Cold at the top, moderate in the middle, warm at the bottom. That's a concise description of temperature along tropical mountain slopes, but it doesn't seem that new guinean montane birds are thermally adapted to the particular slices of mountainside that they inhabit...

Cold at the top, moderate in the middle, warm at the bottom. That's a concise description of temperature along tropical mountain slopes, but it doesn't seem that new guinean montane birds are thermally adapted to the particular slices of mountainside that they inhabit...
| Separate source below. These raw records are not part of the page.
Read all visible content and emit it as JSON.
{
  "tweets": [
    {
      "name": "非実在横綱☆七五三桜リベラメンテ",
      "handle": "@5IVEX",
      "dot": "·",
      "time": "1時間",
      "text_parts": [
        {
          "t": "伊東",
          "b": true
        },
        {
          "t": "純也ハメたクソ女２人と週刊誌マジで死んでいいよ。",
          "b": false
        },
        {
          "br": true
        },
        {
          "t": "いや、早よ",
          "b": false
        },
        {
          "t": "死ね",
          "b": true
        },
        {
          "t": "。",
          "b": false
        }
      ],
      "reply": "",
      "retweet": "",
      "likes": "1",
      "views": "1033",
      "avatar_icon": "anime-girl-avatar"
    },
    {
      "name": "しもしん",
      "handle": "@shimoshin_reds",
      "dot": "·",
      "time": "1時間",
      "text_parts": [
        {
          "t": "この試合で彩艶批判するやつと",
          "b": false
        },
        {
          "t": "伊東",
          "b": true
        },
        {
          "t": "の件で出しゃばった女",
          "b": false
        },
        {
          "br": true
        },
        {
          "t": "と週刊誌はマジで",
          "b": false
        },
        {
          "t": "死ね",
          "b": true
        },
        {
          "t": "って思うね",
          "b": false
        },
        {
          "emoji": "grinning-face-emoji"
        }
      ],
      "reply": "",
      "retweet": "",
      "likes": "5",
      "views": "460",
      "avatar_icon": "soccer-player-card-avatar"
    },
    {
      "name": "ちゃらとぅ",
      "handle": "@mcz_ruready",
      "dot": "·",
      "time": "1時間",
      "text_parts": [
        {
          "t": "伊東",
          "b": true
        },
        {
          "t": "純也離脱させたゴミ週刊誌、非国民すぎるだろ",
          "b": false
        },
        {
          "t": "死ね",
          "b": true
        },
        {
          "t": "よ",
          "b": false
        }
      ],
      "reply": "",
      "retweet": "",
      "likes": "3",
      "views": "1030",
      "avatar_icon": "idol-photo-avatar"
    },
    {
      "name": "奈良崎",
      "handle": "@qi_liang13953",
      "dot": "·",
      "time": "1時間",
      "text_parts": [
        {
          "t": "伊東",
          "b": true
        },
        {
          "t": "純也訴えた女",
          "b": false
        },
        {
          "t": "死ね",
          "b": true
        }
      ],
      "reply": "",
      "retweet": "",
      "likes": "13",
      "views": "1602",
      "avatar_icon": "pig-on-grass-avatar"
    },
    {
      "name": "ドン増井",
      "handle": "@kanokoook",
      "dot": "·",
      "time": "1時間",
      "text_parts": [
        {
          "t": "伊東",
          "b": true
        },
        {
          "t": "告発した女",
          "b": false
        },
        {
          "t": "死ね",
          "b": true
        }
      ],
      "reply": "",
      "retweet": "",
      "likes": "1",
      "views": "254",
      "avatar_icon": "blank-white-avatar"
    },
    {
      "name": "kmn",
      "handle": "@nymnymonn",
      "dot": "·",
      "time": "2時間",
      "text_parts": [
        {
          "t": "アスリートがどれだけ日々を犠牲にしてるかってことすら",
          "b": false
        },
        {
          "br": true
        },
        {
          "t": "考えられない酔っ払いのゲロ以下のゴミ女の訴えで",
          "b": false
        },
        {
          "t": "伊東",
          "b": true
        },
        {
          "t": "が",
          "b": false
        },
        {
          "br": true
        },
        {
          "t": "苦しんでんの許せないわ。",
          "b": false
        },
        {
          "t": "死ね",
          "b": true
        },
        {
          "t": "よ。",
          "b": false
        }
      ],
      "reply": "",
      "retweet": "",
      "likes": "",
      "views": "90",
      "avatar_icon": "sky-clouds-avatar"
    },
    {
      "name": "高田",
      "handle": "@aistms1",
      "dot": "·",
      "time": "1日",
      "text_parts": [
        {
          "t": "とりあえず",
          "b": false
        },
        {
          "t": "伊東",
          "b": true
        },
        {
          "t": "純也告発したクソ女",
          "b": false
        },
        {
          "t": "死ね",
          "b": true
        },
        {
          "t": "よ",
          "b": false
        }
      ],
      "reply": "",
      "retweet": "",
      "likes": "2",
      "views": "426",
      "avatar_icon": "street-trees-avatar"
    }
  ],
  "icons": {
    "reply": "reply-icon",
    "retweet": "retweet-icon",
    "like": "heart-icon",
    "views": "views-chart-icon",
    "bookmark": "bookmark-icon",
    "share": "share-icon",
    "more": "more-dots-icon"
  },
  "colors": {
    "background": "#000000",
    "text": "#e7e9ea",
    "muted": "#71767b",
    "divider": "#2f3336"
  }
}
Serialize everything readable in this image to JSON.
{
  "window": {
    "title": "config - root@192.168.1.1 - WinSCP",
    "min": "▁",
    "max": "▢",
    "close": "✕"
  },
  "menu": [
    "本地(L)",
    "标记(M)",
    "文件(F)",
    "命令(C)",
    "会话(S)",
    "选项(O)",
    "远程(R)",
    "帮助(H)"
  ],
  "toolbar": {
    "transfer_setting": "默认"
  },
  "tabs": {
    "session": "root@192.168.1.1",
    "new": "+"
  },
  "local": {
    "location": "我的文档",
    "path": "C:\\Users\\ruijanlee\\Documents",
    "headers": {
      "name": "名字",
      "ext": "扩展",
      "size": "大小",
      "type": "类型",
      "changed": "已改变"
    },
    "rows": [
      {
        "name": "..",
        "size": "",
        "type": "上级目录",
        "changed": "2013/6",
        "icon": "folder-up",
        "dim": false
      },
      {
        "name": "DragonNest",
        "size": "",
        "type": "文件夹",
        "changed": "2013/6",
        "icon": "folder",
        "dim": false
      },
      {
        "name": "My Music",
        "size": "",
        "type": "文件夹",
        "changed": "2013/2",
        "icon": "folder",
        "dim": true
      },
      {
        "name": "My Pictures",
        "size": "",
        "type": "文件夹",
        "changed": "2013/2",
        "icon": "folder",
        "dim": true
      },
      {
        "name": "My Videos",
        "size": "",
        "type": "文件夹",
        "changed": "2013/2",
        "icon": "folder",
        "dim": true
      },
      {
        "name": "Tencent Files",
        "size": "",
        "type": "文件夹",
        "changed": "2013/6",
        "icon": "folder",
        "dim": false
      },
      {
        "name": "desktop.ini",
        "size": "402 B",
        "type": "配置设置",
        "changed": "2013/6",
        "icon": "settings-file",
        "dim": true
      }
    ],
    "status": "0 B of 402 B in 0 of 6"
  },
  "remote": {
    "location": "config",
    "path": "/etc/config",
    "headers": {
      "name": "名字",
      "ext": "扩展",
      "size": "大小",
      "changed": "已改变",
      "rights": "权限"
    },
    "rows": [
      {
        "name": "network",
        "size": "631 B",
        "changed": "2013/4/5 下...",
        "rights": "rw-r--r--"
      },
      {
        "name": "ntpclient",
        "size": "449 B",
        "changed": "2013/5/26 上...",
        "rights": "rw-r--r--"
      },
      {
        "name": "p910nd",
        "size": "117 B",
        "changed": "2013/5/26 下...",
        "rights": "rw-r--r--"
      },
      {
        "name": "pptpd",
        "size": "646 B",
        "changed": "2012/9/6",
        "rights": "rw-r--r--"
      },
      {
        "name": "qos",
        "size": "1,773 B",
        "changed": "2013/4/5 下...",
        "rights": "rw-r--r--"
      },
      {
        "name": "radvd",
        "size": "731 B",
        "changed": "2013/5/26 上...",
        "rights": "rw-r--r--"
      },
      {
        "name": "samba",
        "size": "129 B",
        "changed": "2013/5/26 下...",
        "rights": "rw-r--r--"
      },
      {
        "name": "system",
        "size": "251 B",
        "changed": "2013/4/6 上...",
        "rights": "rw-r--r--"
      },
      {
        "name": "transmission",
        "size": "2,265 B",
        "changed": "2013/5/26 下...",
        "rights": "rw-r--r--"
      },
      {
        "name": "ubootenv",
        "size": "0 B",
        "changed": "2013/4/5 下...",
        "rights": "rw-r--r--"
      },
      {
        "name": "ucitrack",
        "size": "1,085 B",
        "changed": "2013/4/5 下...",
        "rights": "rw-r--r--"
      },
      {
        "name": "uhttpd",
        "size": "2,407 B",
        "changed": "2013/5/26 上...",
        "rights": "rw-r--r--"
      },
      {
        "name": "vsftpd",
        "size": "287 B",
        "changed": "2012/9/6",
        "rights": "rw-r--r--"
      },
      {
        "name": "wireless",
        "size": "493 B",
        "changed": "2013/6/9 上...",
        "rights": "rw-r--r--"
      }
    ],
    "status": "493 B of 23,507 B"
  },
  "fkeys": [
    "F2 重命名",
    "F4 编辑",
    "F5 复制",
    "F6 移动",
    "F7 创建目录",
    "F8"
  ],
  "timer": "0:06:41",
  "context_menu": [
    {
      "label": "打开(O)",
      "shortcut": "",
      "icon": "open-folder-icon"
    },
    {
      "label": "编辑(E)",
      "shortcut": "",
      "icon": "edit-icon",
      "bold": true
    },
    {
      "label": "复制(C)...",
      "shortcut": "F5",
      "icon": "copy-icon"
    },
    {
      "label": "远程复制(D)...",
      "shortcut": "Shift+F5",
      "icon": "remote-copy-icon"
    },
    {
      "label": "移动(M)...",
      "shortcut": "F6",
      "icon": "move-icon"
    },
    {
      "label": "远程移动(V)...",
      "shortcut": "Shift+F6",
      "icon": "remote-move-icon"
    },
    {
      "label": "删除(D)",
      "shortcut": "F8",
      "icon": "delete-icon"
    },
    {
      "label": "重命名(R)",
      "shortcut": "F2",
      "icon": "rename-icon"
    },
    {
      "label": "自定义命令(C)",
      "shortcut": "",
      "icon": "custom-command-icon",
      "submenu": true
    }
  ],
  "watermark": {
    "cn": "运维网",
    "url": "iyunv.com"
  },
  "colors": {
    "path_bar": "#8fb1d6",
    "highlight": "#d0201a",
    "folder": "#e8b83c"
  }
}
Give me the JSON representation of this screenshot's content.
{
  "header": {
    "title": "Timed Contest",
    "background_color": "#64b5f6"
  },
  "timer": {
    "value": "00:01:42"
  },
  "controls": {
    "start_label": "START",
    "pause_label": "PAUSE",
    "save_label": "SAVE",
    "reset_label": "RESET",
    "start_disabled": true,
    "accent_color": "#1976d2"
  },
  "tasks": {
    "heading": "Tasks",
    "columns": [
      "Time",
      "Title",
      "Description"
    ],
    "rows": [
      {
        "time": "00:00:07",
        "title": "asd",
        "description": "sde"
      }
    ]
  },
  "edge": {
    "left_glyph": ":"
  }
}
Excited that this paper is out. It's pretty straightforward -- there's no evidence that high elevation species in New Guinea (that experience extra cold temperatures) are better able to deal with cold than montane birds that live at warmer elevations, at least when using two common metrics that describe thermal physiology (lower critical temperature and thermal conductance). A somewhat surprising result. Maybe there are other aspects of physiological adaptation to cold that are more important (or, for birds that live above ~ 2,500 m, adaptations to hypoxia), or maybe these birds' elevational distributions are simply more influenced by food, diseases and competitors than by abiotic conditions. A big thank you to Brian McNab -- all the physiological data came from his studies, and he provided encouragement and advice when I first began this project. 

http://onlinelibrary.wiley.com/doi/10.1111/ddi.12409/full#references